Today’s lesson is about suffering.  Suffering can mean a lot of different things.  It might be your own physical suffering as a result of injuries.  It might be the suffering of your comrades who were wounded or killed.  It might be the suffering of the Iraqi people.  It might be the suffering of your friends and family who worried about you while you were gone and missed you.  Let’s look at suffering through the eyes of the prophet Ezekiel.

Ezekiel was called to be God’s prophet in about 593 BCE, and he was among the first group of exiles taken to Babylonia – so he was already in Babylonia before the fall of Jerusalem.  He understood that everything that had seemed permanent and reliable to the Israelites was gone.  He saw his job as trying to help the Exiles make sense of what had happened to them and to help them survive in Babylon.

Perhaps the most important message Ezekiel had for his congregation was to assure them that God was with them, even in Exile.  Ezekiel talked about a God who was not glued to the Temple in Jerusalem, but who could travel wherever God wanted to go, and could be

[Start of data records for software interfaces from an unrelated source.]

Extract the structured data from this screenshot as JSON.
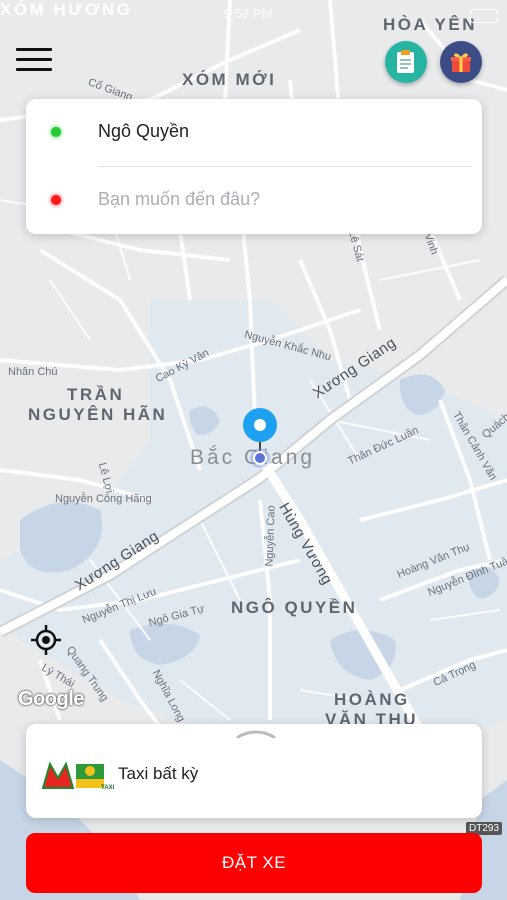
{
  "status_bar": {
    "time": "9:52 PM"
  },
  "map": {
    "areas": [
      "XÓM HƯƠNG",
      "HÒA YÊN",
      "XÓM MỚI",
      "TRẦN",
      "NGUYÊN HÃN",
      "NGÔ QUYỀN",
      "HOÀNG",
      "VĂN THỤ"
    ],
    "city": "Bắc Giang",
    "roads": [
      "Xương Giang",
      "Xương Giang",
      "Hùng Vương"
    ],
    "streets": [
      "Cổ Giang",
      "Nguyễn Khắc Nhu",
      "Cao Kỳ Vân",
      "Nguyễn Thị Lưu",
      "Ngô Gia Tự",
      "Quang Trung",
      "Lý Thái",
      "Nguyễn Cao",
      "Thân Đức Luân",
      "Thân Cảnh Văn",
      "Hoàng Văn Thụ",
      "Nguyễn Đình Tuân",
      "Cả Trọng",
      "Nguyễn Công Hãng",
      "Nghĩa Long",
      "Lê Sát",
      "Lê Lợi",
      "Nhân Chú",
      "Vinh",
      "Quách"
    ],
    "google_logo": "Google",
    "road_badge": "DT293"
  },
  "search": {
    "origin": "Ngô Quyền",
    "destination_placeholder": "Bạn muốn đến đâu?",
    "origin_color": "#22cc33",
    "destination_color": "#ff1a1a"
  },
  "vehicle": {
    "label": "Taxi bất kỳ",
    "logo_text": "TAXI"
  },
  "cta": {
    "label": "ĐẶT XE",
    "color": "#ff0000"
  },
  "icons": {
    "menu": "hamburger-icon",
    "history": "clipboard-icon",
    "promo": "gift-icon",
    "locate": "crosshair-icon",
    "pin": "location-pin-icon",
    "handle": "chevron-up-icon"
  }
}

present to them no matter where they were. With God’s help, the people could survive Exile but not be completely overcome by it, even at its worst.

There are a lot of passages from the Book of Ezekiel that might be helpful or interesting when we talk about suffering.  Ezekiel performed a series of symbolic actions that announced the destruction of Jerusalem.  Ezekiel did not actually witness the destruction of Jerusalem; he heard about it from eyewitnesses as they arrived in Babylon – but even though he didn’t see it with his own eyes, he certainly saw it in his heart and in his soul, and he experienced it as profoundly as if he had been present.  Maybe we should look at these symbolic actions as metaphors for suffering: Ezekiel’s suffering and the suffering of the Jews.  Let’s take a look at one of Ezekiel’s symbolic actions and see what you think.  Is this story a good metaphors for suffering?

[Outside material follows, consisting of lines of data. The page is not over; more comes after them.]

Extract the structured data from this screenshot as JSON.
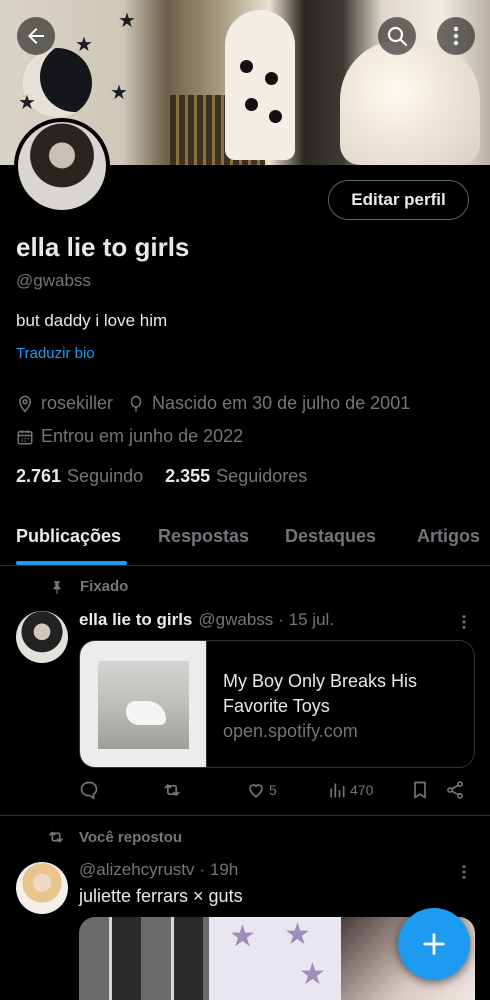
{
  "profile": {
    "display_name": "ella lie to girls",
    "handle": "@gwabss",
    "bio": "but daddy i love him",
    "translate_bio": "Traduzir bio",
    "location": "rosekiller",
    "birthday": "Nascido em 30 de julho de 2001",
    "joined": "Entrou em junho de 2022",
    "following_count": "2.761",
    "following_label": "Seguindo",
    "followers_count": "2.355",
    "followers_label": "Seguidores",
    "edit_button": "Editar perfil"
  },
  "tabs": [
    {
      "label": "Publicações",
      "active": true
    },
    {
      "label": "Respostas",
      "active": false
    },
    {
      "label": "Destaques",
      "active": false
    },
    {
      "label": "Artigos",
      "active": false
    }
  ],
  "posts": [
    {
      "context_label": "Fixado",
      "author": "ella lie to girls",
      "handle": "@gwabss",
      "time": "· 15 jul.",
      "card": {
        "title": "My Boy Only Breaks His Favorite Toys",
        "domain": "open.spotify.com"
      },
      "likes": "5",
      "views": "470"
    },
    {
      "context_label": "Você repostou",
      "handle": "@alizehcyrustv",
      "time": "· 19h",
      "text": "juliette ferrars × guts"
    }
  ],
  "icons": {
    "back": "arrow-left-icon",
    "search": "search-icon",
    "more": "more-vertical-icon",
    "compose": "plus-icon"
  },
  "colors": {
    "accent": "#1d9bf0",
    "background": "#000000",
    "muted": "#71767b",
    "border": "#2f3336"
  }
}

Ezekiel 5:1-4 (NRSV)

1And you, O mortal, take a sharp sword; use it as a barber’s razor and run it over your head and your beard; then take balances for weighing, and divide the hair.  2One third of the hair you shall burn in the fire inside the city, when the days of the siege are completed; one third you shall take and strike with the sword all around the city; and one third you shall scatter to the wind, and I will unsheathe the sword after them.  3Then you shall take from these a small number, and bind them in the skirts of your robe.  4From these, again, you shall take some, throw them into the fire and burn them up; from there a fire will come out against all the house of Israel.

Do any of your Bibles use significantly different language that we need to hear?

Discussion Questions:

  1. What happens to Ezekiel in this passage? (He cuts his hair and his beard, then divides the hair into three parts.  One part he burns in the siege of the city.  A second part he scatters all around the city.  The third part he hides in his robe.  This is a symbolic re-enactment of the siege of Jerusalem: some died in the city, some were killed in flight, and some were taken into exile.)
  2. What do you think this means?  Why do you think Ezekiel did this?
  3. Does this remind you of anything that has ever happened to you?
  4. How does this story describe suffering?  Is this a helpful metaphor for suffering?  What does Ezekiel think suffering looks like?  What do you think suffering looks like?

Close with prayer, lifting up the issues and concerns expressed by participants.  Remind them that God is always present, even in their worst suffering and darkest moments.

Next session: Grief

Other Sessions

Session 1: Introduction
Session 2: Suffering
Session 3: Grief
Session 4: Hope
Session 5: Restoration
Session 6: Homecoming